- Raw data -
________________

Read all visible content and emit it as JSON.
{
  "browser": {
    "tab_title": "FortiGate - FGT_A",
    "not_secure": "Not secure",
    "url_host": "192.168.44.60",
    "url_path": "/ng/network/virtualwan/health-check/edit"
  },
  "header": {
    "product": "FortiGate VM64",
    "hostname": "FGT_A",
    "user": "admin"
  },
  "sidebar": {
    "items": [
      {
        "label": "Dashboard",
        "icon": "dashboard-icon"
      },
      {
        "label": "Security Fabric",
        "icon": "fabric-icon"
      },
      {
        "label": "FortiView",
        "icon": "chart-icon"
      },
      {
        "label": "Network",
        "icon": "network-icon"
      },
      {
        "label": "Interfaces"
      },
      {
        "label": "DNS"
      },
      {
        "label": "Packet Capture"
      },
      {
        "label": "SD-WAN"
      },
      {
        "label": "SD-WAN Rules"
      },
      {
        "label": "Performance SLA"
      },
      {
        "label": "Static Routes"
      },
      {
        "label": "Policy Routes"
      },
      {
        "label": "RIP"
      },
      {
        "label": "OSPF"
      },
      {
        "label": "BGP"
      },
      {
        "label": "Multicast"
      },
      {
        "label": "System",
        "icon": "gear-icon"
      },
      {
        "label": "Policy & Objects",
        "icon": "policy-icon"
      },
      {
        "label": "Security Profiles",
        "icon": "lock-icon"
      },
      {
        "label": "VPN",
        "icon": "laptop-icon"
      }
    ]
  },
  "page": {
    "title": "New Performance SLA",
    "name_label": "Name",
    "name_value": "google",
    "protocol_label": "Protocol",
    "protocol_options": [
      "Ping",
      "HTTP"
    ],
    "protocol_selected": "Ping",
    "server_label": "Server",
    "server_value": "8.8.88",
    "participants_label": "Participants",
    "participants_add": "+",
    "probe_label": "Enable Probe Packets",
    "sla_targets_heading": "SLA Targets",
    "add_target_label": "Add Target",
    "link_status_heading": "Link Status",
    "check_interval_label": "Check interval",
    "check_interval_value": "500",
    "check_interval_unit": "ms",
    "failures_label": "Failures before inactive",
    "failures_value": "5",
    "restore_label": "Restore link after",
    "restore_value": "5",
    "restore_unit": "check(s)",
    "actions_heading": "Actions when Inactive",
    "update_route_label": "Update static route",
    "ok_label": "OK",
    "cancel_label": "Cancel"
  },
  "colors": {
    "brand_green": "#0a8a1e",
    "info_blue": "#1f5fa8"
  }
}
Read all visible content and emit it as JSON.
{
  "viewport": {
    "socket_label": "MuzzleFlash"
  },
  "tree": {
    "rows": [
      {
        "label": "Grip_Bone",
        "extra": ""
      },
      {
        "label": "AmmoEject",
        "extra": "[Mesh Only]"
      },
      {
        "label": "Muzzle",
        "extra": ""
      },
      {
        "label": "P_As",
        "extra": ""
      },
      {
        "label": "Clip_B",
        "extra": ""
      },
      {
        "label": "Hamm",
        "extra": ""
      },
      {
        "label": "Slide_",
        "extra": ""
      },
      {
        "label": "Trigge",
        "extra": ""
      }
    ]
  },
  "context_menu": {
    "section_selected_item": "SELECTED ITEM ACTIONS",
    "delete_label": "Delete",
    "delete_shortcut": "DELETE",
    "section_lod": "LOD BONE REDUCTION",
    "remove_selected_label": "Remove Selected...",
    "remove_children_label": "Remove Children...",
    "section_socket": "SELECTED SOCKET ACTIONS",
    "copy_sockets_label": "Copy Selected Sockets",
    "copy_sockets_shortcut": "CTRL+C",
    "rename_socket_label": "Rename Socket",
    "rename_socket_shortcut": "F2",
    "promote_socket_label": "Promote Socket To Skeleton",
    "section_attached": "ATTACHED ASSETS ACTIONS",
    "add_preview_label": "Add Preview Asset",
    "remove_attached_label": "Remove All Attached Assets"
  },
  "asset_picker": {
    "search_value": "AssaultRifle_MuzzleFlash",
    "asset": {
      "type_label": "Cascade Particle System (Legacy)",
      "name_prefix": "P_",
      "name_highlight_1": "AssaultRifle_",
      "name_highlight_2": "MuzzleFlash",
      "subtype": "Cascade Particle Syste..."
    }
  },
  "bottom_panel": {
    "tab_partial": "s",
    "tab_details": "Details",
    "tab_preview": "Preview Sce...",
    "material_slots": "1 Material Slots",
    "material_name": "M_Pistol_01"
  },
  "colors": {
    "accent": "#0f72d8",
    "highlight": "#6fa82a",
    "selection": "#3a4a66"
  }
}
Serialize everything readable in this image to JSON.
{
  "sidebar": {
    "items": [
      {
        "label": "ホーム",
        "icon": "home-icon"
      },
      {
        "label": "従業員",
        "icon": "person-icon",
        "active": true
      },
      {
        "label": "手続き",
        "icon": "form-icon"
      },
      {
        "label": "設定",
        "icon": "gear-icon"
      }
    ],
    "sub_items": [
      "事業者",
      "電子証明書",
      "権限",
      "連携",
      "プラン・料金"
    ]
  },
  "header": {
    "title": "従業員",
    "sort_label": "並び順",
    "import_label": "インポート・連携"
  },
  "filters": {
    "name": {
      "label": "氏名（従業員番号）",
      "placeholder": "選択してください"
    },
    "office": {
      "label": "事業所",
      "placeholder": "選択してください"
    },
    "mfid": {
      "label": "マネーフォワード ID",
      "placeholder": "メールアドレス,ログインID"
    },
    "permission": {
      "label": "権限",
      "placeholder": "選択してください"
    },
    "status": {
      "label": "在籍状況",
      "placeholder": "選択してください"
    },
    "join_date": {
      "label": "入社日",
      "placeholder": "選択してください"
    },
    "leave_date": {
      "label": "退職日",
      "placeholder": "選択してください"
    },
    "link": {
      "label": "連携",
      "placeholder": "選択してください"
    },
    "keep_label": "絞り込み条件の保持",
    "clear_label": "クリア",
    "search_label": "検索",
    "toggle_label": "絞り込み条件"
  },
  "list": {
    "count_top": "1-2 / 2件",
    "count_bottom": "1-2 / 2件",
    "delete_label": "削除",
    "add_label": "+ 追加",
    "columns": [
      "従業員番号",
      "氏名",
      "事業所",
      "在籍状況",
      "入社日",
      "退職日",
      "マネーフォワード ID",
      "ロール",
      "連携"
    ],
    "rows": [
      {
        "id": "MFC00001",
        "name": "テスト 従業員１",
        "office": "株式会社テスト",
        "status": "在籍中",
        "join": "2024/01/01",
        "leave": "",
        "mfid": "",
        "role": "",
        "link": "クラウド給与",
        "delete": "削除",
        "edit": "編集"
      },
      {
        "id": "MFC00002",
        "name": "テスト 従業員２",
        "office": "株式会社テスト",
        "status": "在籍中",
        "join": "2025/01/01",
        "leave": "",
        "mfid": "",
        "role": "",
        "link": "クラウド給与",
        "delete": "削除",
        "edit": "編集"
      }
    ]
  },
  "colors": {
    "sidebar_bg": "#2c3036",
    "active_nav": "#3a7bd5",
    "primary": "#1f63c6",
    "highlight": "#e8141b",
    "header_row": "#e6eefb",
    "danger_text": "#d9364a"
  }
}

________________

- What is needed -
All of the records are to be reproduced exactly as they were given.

- Solution for this exercise -
Read all visible content and emit it as JSON.
{
  "browser": {
    "tab_title": "FortiGate - FGT_A",
    "not_secure": "Not secure",
    "url_host": "192.168.44.60",
    "url_path": "/ng/network/virtualwan/health-check/edit"
  },
  "header": {
    "product": "FortiGate VM64",
    "hostname": "FGT_A",
    "user": "admin"
  },
  "sidebar": {
    "items": [
      {
        "label": "Dashboard",
        "icon": "dashboard-icon"
      },
      {
        "label": "Security Fabric",
        "icon": "fabric-icon"
      },
      {
        "label": "FortiView",
        "icon": "chart-icon"
      },
      {
        "label": "Network",
        "icon": "network-icon"
      },
      {
        "label": "Interfaces"
      },
      {
        "label": "DNS"
      },
      {
        "label": "Packet Capture"
      },
      {
        "label": "SD-WAN"
      },
      {
        "label": "SD-WAN Rules"
      },
      {
        "label": "Performance SLA"
      },
      {
        "label": "Static Routes"
      },
      {
        "label": "Policy Routes"
      },
      {
        "label": "RIP"
      },
      {
        "label": "OSPF"
      },
      {
        "label": "BGP"
      },
      {
        "label": "Multicast"
      },
      {
        "label": "System",
        "icon": "gear-icon"
      },
      {
        "label": "Policy & Objects",
        "icon": "policy-icon"
      },
      {
        "label": "Security Profiles",
        "icon": "lock-icon"
      },
      {
        "label": "VPN",
        "icon": "laptop-icon"
      }
    ]
  },
  "page": {
    "title": "New Performance SLA",
    "name_label": "Name",
    "name_value": "google",
    "protocol_label": "Protocol",
    "protocol_options": [
      "Ping",
      "HTTP"
    ],
    "protocol_selected": "Ping",
    "server_label": "Server",
    "server_value": "8.8.88",
    "participants_label": "Participants",
    "participants_add": "+",
    "probe_label": "Enable Probe Packets",
    "sla_targets_heading": "SLA Targets",
    "add_target_label": "Add Target",
    "link_status_heading": "Link Status",
    "check_interval_label": "Check interval",
    "check_interval_value": "500",
    "check_interval_unit": "ms",
    "failures_label": "Failures before inactive",
    "failures_value": "5",
    "restore_label": "Restore link after",
    "restore_value": "5",
    "restore_unit": "check(s)",
    "actions_heading": "Actions when Inactive",
    "update_route_label": "Update static route",
    "ok_label": "OK",
    "cancel_label": "Cancel"
  },
  "colors": {
    "brand_green": "#0a8a1e",
    "info_blue": "#1f5fa8"
  }
}
Read all visible content and emit it as JSON.
{
  "viewport": {
    "socket_label": "MuzzleFlash"
  },
  "tree": {
    "rows": [
      {
        "label": "Grip_Bone",
        "extra": ""
      },
      {
        "label": "AmmoEject",
        "extra": "[Mesh Only]"
      },
      {
        "label": "Muzzle",
        "extra": ""
      },
      {
        "label": "P_As",
        "extra": ""
      },
      {
        "label": "Clip_B",
        "extra": ""
      },
      {
        "label": "Hamm",
        "extra": ""
      },
      {
        "label": "Slide_",
        "extra": ""
      },
      {
        "label": "Trigge",
        "extra": ""
      }
    ]
  },
  "context_menu": {
    "section_selected_item": "SELECTED ITEM ACTIONS",
    "delete_label": "Delete",
    "delete_shortcut": "DELETE",
    "section_lod": "LOD BONE REDUCTION",
    "remove_selected_label": "Remove Selected...",
    "remove_children_label": "Remove Children...",
    "section_socket": "SELECTED SOCKET ACTIONS",
    "copy_sockets_label": "Copy Selected Sockets",
    "copy_sockets_shortcut": "CTRL+C",
    "rename_socket_label": "Rename Socket",
    "rename_socket_shortcut": "F2",
    "promote_socket_label": "Promote Socket To Skeleton",
    "section_attached": "ATTACHED ASSETS ACTIONS",
    "add_preview_label": "Add Preview Asset",
    "remove_attached_label": "Remove All Attached Assets"
  },
  "asset_picker": {
    "search_value": "AssaultRifle_MuzzleFlash",
    "asset": {
      "type_label": "Cascade Particle System (Legacy)",
      "name_prefix": "P_",
      "name_highlight_1": "AssaultRifle_",
      "name_highlight_2": "MuzzleFlash",
      "subtype": "Cascade Particle Syste..."
    }
  },
  "bottom_panel": {
    "tab_partial": "s",
    "tab_details": "Details",
    "tab_preview": "Preview Sce...",
    "material_slots": "1 Material Slots",
    "material_name": "M_Pistol_01"
  },
  "colors": {
    "accent": "#0f72d8",
    "highlight": "#6fa82a",
    "selection": "#3a4a66"
  }
}
Serialize everything readable in this image to JSON.
{
  "sidebar": {
    "items": [
      {
        "label": "ホーム",
        "icon": "home-icon"
      },
      {
        "label": "従業員",
        "icon": "person-icon",
        "active": true
      },
      {
        "label": "手続き",
        "icon": "form-icon"
      },
      {
        "label": "設定",
        "icon": "gear-icon"
      }
    ],
    "sub_items": [
      "事業者",
      "電子証明書",
      "権限",
      "連携",
      "プラン・料金"
    ]
  },
  "header": {
    "title": "従業員",
    "sort_label": "並び順",
    "import_label": "インポート・連携"
  },
  "filters": {
    "name": {
      "label": "氏名（従業員番号）",
      "placeholder": "選択してください"
    },
    "office": {
      "label": "事業所",
      "placeholder": "選択してください"
    },
    "mfid": {
      "label": "マネーフォワード ID",
      "placeholder": "メールアドレス,ログインID"
    },
    "permission": {
      "label": "権限",
      "placeholder": "選択してください"
    },
    "status": {
      "label": "在籍状況",
      "placeholder": "選択してください"
    },
    "join_date": {
      "label": "入社日",
      "placeholder": "選択してください"
    },
    "leave_date": {
      "label": "退職日",
      "placeholder": "選択してください"
    },
    "link": {
      "label": "連携",
      "placeholder": "選択してください"
    },
    "keep_label": "絞り込み条件の保持",
    "clear_label": "クリア",
    "search_label": "検索",
    "toggle_label": "絞り込み条件"
  },
  "list": {
    "count_top": "1-2 / 2件",
    "count_bottom": "1-2 / 2件",
    "delete_label": "削除",
    "add_label": "+ 追加",
    "columns": [
      "従業員番号",
      "氏名",
      "事業所",
      "在籍状況",
      "入社日",
      "退職日",
      "マネーフォワード ID",
      "ロール",
      "連携"
    ],
    "rows": [
      {
        "id": "MFC00001",
        "name": "テスト 従業員１",
        "office": "株式会社テスト",
        "status": "在籍中",
        "join": "2024/01/01",
        "leave": "",
        "mfid": "",
        "role": "",
        "link": "クラウド給与",
        "delete": "削除",
        "edit": "編集"
      },
      {
        "id": "MFC00002",
        "name": "テスト 従業員２",
        "office": "株式会社テスト",
        "status": "在籍中",
        "join": "2025/01/01",
        "leave": "",
        "mfid": "",
        "role": "",
        "link": "クラウド給与",
        "delete": "削除",
        "edit": "編集"
      }
    ]
  },
  "colors": {
    "sidebar_bg": "#2c3036",
    "active_nav": "#3a7bd5",
    "primary": "#1f63c6",
    "highlight": "#e8141b",
    "header_row": "#e6eefb",
    "danger_text": "#d9364a"
  }
}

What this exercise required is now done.